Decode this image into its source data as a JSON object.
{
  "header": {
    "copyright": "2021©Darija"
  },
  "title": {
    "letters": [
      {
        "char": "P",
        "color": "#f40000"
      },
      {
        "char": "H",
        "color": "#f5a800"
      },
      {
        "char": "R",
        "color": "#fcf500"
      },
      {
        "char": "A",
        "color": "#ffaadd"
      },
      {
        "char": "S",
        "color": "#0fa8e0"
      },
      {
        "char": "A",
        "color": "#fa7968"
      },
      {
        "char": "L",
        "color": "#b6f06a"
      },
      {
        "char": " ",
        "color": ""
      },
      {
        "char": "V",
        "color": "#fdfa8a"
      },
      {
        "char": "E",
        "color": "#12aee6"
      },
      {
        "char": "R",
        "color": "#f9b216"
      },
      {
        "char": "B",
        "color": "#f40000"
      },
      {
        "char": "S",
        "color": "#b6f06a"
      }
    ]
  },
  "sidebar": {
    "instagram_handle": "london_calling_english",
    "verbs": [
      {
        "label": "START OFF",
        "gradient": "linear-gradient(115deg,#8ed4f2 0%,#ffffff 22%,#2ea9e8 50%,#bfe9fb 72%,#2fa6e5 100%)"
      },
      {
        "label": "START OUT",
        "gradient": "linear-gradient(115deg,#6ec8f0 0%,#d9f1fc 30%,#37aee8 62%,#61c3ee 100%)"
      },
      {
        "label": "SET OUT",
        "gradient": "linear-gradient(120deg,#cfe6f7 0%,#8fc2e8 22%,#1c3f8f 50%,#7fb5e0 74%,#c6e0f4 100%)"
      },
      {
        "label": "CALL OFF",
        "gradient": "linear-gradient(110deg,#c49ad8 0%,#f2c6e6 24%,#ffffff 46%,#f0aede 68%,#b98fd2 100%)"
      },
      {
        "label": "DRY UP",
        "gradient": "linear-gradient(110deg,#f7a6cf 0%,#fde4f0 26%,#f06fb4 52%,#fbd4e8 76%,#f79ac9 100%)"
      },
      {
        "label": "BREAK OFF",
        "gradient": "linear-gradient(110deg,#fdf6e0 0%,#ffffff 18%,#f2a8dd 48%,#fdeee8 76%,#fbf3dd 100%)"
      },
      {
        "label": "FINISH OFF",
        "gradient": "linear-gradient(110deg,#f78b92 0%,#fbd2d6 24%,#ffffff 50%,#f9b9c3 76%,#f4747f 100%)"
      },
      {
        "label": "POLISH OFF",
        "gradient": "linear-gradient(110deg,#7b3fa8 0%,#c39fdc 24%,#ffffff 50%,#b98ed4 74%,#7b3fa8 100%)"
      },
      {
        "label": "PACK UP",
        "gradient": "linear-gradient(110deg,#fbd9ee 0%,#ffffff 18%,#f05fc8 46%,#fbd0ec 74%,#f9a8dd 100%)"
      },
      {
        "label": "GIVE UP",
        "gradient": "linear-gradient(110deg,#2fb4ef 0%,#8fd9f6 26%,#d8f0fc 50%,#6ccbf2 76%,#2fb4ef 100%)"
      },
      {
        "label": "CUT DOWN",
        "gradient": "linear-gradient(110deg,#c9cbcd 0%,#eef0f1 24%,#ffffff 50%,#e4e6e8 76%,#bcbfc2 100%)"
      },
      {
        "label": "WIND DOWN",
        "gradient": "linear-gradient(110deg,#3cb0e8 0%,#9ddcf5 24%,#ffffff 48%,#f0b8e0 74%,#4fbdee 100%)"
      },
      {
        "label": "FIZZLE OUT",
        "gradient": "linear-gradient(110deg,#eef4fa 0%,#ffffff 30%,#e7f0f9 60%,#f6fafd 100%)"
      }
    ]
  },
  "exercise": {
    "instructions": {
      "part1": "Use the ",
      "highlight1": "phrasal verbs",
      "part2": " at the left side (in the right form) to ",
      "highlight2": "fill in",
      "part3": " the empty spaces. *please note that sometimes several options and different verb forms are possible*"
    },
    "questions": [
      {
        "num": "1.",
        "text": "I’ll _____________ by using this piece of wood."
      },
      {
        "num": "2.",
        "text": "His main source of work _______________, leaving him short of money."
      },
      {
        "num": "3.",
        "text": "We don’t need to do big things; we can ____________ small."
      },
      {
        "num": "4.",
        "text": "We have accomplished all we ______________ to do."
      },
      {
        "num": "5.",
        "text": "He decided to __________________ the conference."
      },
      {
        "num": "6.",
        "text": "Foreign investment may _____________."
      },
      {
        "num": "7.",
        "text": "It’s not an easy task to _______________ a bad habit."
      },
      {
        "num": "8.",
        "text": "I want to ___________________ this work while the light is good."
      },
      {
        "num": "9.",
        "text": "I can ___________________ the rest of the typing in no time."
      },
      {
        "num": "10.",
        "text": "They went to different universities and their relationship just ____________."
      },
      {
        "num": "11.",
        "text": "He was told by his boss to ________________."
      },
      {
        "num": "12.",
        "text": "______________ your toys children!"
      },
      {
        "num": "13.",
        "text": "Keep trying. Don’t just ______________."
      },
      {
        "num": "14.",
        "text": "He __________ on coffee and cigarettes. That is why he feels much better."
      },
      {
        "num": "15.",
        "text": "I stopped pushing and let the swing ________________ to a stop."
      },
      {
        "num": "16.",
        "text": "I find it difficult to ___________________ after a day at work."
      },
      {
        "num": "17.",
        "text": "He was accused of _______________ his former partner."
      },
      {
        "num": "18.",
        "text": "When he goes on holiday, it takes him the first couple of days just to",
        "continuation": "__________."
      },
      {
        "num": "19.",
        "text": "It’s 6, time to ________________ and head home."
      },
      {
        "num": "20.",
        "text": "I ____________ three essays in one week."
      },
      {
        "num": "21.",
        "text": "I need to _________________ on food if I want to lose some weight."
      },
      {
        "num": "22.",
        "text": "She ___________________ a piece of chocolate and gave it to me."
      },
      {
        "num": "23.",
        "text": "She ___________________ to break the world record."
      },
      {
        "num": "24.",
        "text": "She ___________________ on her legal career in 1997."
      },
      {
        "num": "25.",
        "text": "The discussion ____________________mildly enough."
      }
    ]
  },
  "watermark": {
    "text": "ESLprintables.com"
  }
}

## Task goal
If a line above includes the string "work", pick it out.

## Response area
        "text": "His main source of work _______________, leaving him short of money."
        "text": "I want to ___________________ this work while the light is good."
        "text": "I find it difficult to ___________________ after a day at work."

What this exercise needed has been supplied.